Read the lines of the data below and retrieve those with "screenshot".

BEGIN Given data

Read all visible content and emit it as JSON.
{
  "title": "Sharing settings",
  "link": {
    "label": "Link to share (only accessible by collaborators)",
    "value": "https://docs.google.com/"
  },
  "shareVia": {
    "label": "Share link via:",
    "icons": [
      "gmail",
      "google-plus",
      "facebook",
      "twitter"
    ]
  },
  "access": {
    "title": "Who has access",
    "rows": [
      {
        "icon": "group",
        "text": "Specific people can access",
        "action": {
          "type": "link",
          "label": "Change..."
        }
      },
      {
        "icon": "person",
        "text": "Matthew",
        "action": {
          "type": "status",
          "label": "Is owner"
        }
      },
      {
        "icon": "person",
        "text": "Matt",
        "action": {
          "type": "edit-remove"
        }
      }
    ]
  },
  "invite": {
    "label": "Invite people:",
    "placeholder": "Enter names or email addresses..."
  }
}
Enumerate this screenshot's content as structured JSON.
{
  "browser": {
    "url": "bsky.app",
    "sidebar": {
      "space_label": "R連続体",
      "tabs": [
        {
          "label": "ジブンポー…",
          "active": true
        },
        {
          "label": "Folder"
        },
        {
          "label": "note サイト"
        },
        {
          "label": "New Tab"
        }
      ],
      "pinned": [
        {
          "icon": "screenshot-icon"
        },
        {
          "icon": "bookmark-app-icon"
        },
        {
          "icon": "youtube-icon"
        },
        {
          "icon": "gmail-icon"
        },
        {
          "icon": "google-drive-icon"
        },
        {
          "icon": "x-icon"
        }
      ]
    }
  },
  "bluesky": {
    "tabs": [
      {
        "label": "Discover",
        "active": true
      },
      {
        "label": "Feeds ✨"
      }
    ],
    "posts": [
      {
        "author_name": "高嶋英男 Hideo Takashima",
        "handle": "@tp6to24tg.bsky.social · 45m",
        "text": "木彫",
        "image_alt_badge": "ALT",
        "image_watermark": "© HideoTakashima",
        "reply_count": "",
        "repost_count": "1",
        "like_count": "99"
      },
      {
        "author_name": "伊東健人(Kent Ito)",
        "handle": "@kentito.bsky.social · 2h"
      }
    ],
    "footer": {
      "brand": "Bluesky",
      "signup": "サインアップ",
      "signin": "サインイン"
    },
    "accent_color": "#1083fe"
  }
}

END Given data
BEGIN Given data

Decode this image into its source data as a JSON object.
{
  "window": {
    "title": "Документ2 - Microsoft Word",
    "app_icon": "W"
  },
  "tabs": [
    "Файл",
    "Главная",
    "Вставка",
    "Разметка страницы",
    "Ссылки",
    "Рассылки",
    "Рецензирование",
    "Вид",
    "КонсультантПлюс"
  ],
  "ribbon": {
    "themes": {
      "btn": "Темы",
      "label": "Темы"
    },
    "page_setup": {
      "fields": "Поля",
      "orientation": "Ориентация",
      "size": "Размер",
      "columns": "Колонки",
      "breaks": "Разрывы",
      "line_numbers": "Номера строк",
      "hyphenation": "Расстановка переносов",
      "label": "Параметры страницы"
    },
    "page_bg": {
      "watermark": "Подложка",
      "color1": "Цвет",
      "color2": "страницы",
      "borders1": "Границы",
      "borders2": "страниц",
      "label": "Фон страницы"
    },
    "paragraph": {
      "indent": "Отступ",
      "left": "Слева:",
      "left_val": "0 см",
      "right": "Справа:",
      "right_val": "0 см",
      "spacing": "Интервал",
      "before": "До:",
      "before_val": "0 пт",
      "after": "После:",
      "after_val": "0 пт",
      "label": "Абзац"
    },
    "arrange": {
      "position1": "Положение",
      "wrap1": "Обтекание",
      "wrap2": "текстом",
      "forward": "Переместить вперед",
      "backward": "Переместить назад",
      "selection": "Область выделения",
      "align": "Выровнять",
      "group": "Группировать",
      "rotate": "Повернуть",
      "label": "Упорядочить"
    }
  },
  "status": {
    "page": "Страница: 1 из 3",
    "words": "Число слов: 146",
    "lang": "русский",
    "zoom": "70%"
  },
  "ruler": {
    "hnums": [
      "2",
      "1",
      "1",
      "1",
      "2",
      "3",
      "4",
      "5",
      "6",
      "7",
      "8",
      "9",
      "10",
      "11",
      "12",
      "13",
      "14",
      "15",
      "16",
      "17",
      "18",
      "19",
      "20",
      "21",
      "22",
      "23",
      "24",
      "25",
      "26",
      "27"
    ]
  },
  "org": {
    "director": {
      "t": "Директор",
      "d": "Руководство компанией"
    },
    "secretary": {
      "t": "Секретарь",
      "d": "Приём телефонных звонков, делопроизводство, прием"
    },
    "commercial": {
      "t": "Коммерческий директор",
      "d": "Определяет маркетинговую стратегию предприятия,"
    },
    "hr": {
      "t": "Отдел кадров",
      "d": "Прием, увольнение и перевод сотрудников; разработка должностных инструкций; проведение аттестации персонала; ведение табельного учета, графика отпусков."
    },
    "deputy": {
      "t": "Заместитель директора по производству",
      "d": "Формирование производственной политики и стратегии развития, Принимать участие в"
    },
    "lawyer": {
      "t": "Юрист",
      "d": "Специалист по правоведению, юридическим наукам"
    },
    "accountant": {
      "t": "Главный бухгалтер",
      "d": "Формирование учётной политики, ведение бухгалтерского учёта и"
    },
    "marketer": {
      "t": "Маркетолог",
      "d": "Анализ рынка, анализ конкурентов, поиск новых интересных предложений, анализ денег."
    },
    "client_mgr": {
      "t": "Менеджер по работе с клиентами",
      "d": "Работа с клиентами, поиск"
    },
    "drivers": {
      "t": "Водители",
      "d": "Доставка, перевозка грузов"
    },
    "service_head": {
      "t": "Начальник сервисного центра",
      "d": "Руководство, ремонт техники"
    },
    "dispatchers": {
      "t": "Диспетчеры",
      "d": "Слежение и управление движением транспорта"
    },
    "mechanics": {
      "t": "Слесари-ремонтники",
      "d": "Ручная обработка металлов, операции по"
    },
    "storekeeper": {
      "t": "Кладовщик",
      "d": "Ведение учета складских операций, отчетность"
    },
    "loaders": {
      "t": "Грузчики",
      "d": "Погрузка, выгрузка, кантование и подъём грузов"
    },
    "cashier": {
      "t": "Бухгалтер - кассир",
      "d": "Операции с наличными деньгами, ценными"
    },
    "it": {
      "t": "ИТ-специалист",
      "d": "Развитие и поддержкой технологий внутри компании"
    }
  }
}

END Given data

> _Reply to the exercise_:
Enumerate this screenshot's content as structured JSON.
          "icon": "screenshot-icon"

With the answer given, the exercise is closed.